** What to do **
Below are some records. Pull every line that contains the word "from".

** Records for this exercise **
◆ ◆ ◆

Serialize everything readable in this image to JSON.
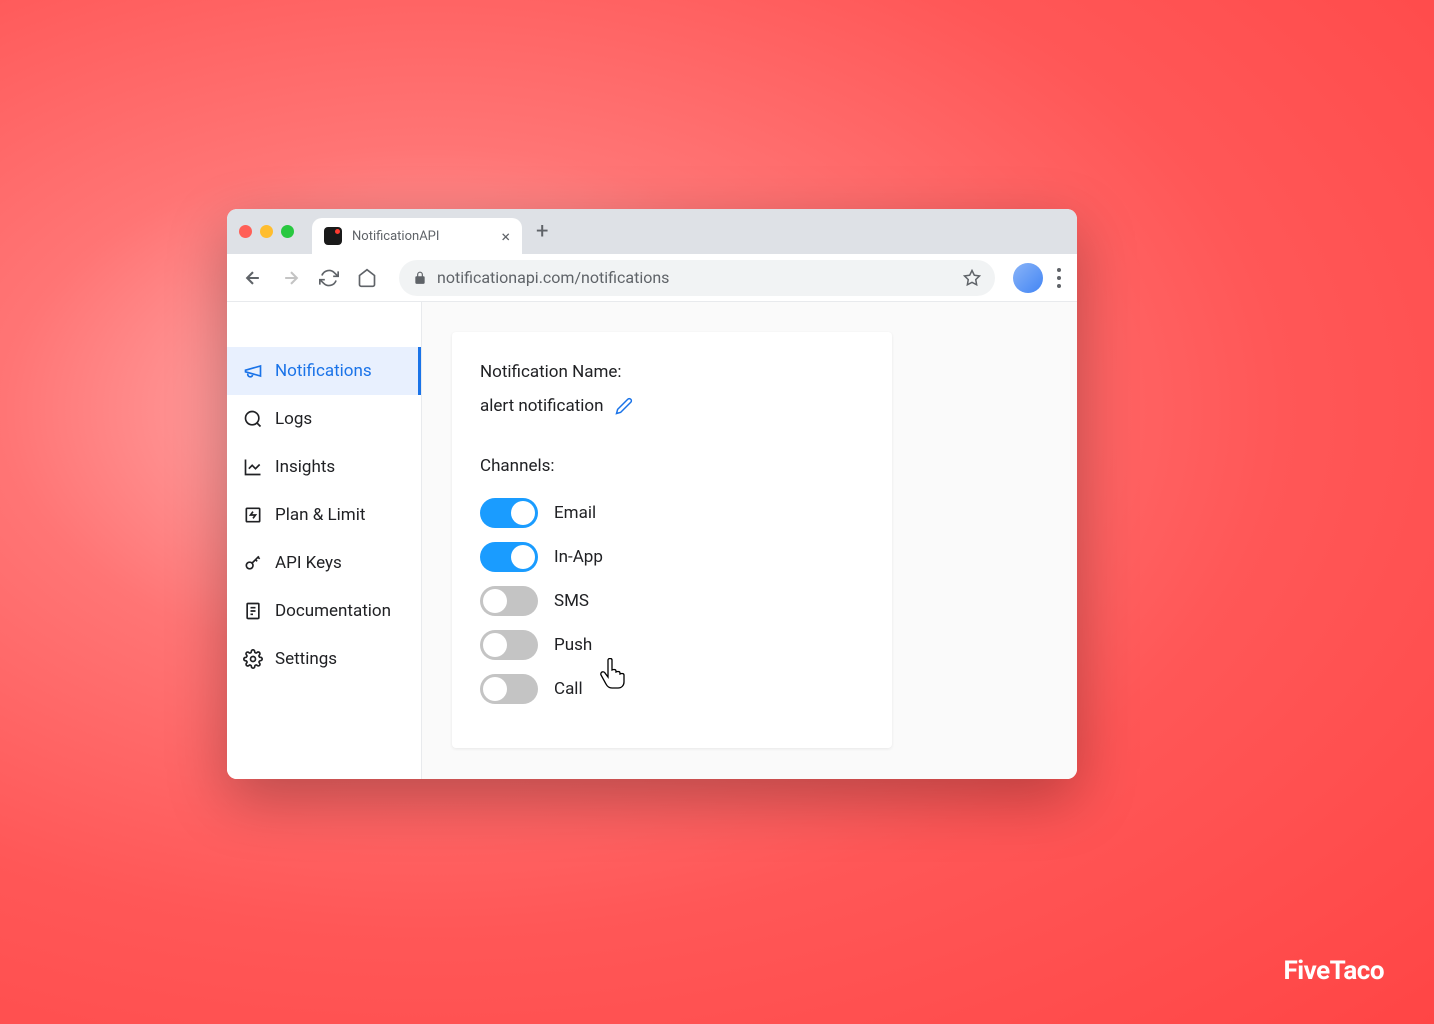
{
  "browser": {
    "tab_title": "NotificationAPI",
    "url": "notificationapi.com/notifications"
  },
  "sidebar": {
    "items": [
      {
        "label": "Notifications",
        "active": true
      },
      {
        "label": "Logs",
        "active": false
      },
      {
        "label": "Insights",
        "active": false
      },
      {
        "label": "Plan & Limit",
        "active": false
      },
      {
        "label": "API Keys",
        "active": false
      },
      {
        "label": "Documentation",
        "active": false
      },
      {
        "label": "Settings",
        "active": false
      }
    ]
  },
  "main": {
    "name_label": "Notification Name:",
    "name_value": "alert notification",
    "channels_label": "Channels:",
    "channels": [
      {
        "label": "Email",
        "on": true
      },
      {
        "label": "In-App",
        "on": true
      },
      {
        "label": "SMS",
        "on": false
      },
      {
        "label": "Push",
        "on": false
      },
      {
        "label": "Call",
        "on": false
      }
    ]
  },
  "watermark": "FiveTaco"
}
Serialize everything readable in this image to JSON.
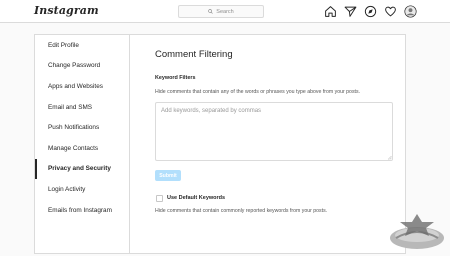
{
  "header": {
    "logo_text": "Instagram",
    "search_placeholder": "Search",
    "nav_icons": [
      "home-icon",
      "direct-message-icon",
      "explore-icon",
      "activity-heart-icon",
      "profile-avatar-icon"
    ]
  },
  "sidebar": {
    "items": [
      {
        "label": "Edit Profile"
      },
      {
        "label": "Change Password"
      },
      {
        "label": "Apps and Websites"
      },
      {
        "label": "Email and SMS"
      },
      {
        "label": "Push Notifications"
      },
      {
        "label": "Manage Contacts"
      },
      {
        "label": "Privacy and Security"
      },
      {
        "label": "Login Activity"
      },
      {
        "label": "Emails from Instagram"
      }
    ],
    "active": "Privacy and Security"
  },
  "main": {
    "title": "Comment Filtering",
    "keyword_filters": {
      "label": "Keyword Filters",
      "description": "Hide comments that contain any of the words or phrases you type above from your posts.",
      "input_placeholder": "Add keywords, separated by commas",
      "input_value": ""
    },
    "submit_label": "Submit",
    "default_keywords": {
      "checked": false,
      "label": "Use Default Keywords",
      "description": "Hide comments that contain commonly reported keywords from your posts."
    }
  },
  "colors": {
    "accent_disabled": "#b2dffc",
    "border": "#dbdbdb",
    "background": "#fafafa"
  }
}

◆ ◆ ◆

** Task response **
        "label": "Emails from Instagram"
      "description": "Hide comments that contain any of the words or phrases you type above from your posts.",
      "description": "Hide comments that contain commonly reported keywords from your posts."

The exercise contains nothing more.